(Entries from a dataset of interfaces)

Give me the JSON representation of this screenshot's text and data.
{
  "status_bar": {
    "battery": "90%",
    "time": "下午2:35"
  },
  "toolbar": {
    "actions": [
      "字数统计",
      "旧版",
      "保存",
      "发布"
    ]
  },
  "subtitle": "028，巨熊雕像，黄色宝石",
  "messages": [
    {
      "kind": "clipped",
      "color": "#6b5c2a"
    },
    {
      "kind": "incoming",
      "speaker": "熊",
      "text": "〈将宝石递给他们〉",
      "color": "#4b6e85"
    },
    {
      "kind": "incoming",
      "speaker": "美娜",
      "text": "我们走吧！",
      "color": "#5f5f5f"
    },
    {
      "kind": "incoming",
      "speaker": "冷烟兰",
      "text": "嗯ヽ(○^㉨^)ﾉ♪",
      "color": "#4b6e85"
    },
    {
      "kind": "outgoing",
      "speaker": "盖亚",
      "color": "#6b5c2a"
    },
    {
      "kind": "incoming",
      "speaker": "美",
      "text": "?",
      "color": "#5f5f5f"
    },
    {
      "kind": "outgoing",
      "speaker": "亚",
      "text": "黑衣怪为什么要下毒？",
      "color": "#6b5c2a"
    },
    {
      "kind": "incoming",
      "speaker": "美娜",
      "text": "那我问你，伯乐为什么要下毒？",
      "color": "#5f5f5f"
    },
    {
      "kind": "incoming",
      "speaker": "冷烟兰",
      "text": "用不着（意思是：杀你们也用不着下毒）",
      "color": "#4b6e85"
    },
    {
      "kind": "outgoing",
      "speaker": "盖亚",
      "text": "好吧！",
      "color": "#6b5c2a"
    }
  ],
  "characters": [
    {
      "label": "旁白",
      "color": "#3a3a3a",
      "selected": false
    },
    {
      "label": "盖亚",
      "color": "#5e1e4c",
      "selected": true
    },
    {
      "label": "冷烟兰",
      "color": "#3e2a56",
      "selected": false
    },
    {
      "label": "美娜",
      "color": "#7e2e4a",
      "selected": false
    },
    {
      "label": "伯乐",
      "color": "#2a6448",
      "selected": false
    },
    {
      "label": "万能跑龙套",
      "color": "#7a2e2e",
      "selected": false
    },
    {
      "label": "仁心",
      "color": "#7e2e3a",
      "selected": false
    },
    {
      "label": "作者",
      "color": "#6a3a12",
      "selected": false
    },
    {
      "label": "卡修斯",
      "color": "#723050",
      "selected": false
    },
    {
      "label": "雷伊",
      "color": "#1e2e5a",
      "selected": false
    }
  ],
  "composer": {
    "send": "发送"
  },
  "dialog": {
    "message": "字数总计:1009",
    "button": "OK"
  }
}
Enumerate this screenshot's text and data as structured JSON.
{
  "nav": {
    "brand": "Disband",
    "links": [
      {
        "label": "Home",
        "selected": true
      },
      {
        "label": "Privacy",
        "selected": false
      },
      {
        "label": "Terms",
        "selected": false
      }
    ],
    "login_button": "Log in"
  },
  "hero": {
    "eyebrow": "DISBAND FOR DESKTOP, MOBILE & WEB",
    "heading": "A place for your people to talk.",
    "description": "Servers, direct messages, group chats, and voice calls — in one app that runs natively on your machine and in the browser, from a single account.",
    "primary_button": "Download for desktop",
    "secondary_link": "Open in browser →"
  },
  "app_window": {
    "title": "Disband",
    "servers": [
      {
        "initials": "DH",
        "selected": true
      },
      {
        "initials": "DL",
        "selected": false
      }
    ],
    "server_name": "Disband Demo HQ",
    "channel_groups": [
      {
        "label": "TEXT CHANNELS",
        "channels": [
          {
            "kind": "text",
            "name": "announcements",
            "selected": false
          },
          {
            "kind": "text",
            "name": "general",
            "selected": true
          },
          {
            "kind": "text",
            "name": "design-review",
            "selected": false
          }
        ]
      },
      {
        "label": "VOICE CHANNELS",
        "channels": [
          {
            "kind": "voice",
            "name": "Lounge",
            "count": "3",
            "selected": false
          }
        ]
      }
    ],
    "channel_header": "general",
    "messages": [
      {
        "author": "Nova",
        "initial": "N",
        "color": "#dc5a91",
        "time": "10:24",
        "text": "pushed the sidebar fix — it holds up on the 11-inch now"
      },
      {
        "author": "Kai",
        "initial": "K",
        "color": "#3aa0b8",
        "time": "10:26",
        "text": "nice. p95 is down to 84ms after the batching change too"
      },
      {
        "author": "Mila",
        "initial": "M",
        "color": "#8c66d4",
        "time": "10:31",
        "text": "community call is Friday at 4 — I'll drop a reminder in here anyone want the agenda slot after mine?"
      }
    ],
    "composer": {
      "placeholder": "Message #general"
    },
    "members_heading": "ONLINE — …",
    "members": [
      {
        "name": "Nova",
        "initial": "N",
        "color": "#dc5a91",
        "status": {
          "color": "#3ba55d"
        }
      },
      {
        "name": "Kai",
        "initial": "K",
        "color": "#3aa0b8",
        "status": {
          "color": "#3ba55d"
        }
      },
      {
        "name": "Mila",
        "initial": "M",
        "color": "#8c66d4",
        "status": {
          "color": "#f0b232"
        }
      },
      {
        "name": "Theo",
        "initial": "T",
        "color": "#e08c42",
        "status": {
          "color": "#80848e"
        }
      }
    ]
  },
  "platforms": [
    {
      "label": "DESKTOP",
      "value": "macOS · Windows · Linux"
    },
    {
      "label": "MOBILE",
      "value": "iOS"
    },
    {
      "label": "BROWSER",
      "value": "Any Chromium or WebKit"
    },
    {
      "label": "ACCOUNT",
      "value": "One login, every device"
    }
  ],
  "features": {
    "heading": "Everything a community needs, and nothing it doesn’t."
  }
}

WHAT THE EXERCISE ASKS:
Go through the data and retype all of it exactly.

RESPONSE AREA:
Give me the JSON representation of this screenshot's text and data.
{
  "status_bar": {
    "battery": "90%",
    "time": "下午2:35"
  },
  "toolbar": {
    "actions": [
      "字数统计",
      "旧版",
      "保存",
      "发布"
    ]
  },
  "subtitle": "028，巨熊雕像，黄色宝石",
  "messages": [
    {
      "kind": "clipped",
      "color": "#6b5c2a"
    },
    {
      "kind": "incoming",
      "speaker": "熊",
      "text": "〈将宝石递给他们〉",
      "color": "#4b6e85"
    },
    {
      "kind": "incoming",
      "speaker": "美娜",
      "text": "我们走吧！",
      "color": "#5f5f5f"
    },
    {
      "kind": "incoming",
      "speaker": "冷烟兰",
      "text": "嗯ヽ(○^㉨^)ﾉ♪",
      "color": "#4b6e85"
    },
    {
      "kind": "outgoing",
      "speaker": "盖亚",
      "color": "#6b5c2a"
    },
    {
      "kind": "incoming",
      "speaker": "美",
      "text": "?",
      "color": "#5f5f5f"
    },
    {
      "kind": "outgoing",
      "speaker": "亚",
      "text": "黑衣怪为什么要下毒？",
      "color": "#6b5c2a"
    },
    {
      "kind": "incoming",
      "speaker": "美娜",
      "text": "那我问你，伯乐为什么要下毒？",
      "color": "#5f5f5f"
    },
    {
      "kind": "incoming",
      "speaker": "冷烟兰",
      "text": "用不着（意思是：杀你们也用不着下毒）",
      "color": "#4b6e85"
    },
    {
      "kind": "outgoing",
      "speaker": "盖亚",
      "text": "好吧！",
      "color": "#6b5c2a"
    }
  ],
  "characters": [
    {
      "label": "旁白",
      "color": "#3a3a3a",
      "selected": false
    },
    {
      "label": "盖亚",
      "color": "#5e1e4c",
      "selected": true
    },
    {
      "label": "冷烟兰",
      "color": "#3e2a56",
      "selected": false
    },
    {
      "label": "美娜",
      "color": "#7e2e4a",
      "selected": false
    },
    {
      "label": "伯乐",
      "color": "#2a6448",
      "selected": false
    },
    {
      "label": "万能跑龙套",
      "color": "#7a2e2e",
      "selected": false
    },
    {
      "label": "仁心",
      "color": "#7e2e3a",
      "selected": false
    },
    {
      "label": "作者",
      "color": "#6a3a12",
      "selected": false
    },
    {
      "label": "卡修斯",
      "color": "#723050",
      "selected": false
    },
    {
      "label": "雷伊",
      "color": "#1e2e5a",
      "selected": false
    }
  ],
  "composer": {
    "send": "发送"
  },
  "dialog": {
    "message": "字数总计:1009",
    "button": "OK"
  }
}
Enumerate this screenshot's text and data as structured JSON.
{
  "nav": {
    "brand": "Disband",
    "links": [
      {
        "label": "Home",
        "selected": true
      },
      {
        "label": "Privacy",
        "selected": false
      },
      {
        "label": "Terms",
        "selected": false
      }
    ],
    "login_button": "Log in"
  },
  "hero": {
    "eyebrow": "DISBAND FOR DESKTOP, MOBILE & WEB",
    "heading": "A place for your people to talk.",
    "description": "Servers, direct messages, group chats, and voice calls — in one app that runs natively on your machine and in the browser, from a single account.",
    "primary_button": "Download for desktop",
    "secondary_link": "Open in browser →"
  },
  "app_window": {
    "title": "Disband",
    "servers": [
      {
        "initials": "DH",
        "selected": true
      },
      {
        "initials": "DL",
        "selected": false
      }
    ],
    "server_name": "Disband Demo HQ",
    "channel_groups": [
      {
        "label": "TEXT CHANNELS",
        "channels": [
          {
            "kind": "text",
            "name": "announcements",
            "selected": false
          },
          {
            "kind": "text",
            "name": "general",
            "selected": true
          },
          {
            "kind": "text",
            "name": "design-review",
            "selected": false
          }
        ]
      },
      {
        "label": "VOICE CHANNELS",
        "channels": [
          {
            "kind": "voice",
            "name": "Lounge",
            "count": "3",
            "selected": false
          }
        ]
      }
    ],
    "channel_header": "general",
    "messages": [
      {
        "author": "Nova",
        "initial": "N",
        "color": "#dc5a91",
        "time": "10:24",
        "text": "pushed the sidebar fix — it holds up on the 11-inch now"
      },
      {
        "author": "Kai",
        "initial": "K",
        "color": "#3aa0b8",
        "time": "10:26",
        "text": "nice. p95 is down to 84ms after the batching change too"
      },
      {
        "author": "Mila",
        "initial": "M",
        "color": "#8c66d4",
        "time": "10:31",
        "text": "community call is Friday at 4 — I'll drop a reminder in here anyone want the agenda slot after mine?"
      }
    ],
    "composer": {
      "placeholder": "Message #general"
    },
    "members_heading": "ONLINE — …",
    "members": [
      {
        "name": "Nova",
        "initial": "N",
        "color": "#dc5a91",
        "status": {
          "color": "#3ba55d"
        }
      },
      {
        "name": "Kai",
        "initial": "K",
        "color": "#3aa0b8",
        "status": {
          "color": "#3ba55d"
        }
      },
      {
        "name": "Mila",
        "initial": "M",
        "color": "#8c66d4",
        "status": {
          "color": "#f0b232"
        }
      },
      {
        "name": "Theo",
        "initial": "T",
        "color": "#e08c42",
        "status": {
          "color": "#80848e"
        }
      }
    ]
  },
  "platforms": [
    {
      "label": "DESKTOP",
      "value": "macOS · Windows · Linux"
    },
    {
      "label": "MOBILE",
      "value": "iOS"
    },
    {
      "label": "BROWSER",
      "value": "Any Chromium or WebKit"
    },
    {
      "label": "ACCOUNT",
      "value": "One login, every device"
    }
  ],
  "features": {
    "heading": "Everything a community needs, and nothing it doesn’t."
  }
}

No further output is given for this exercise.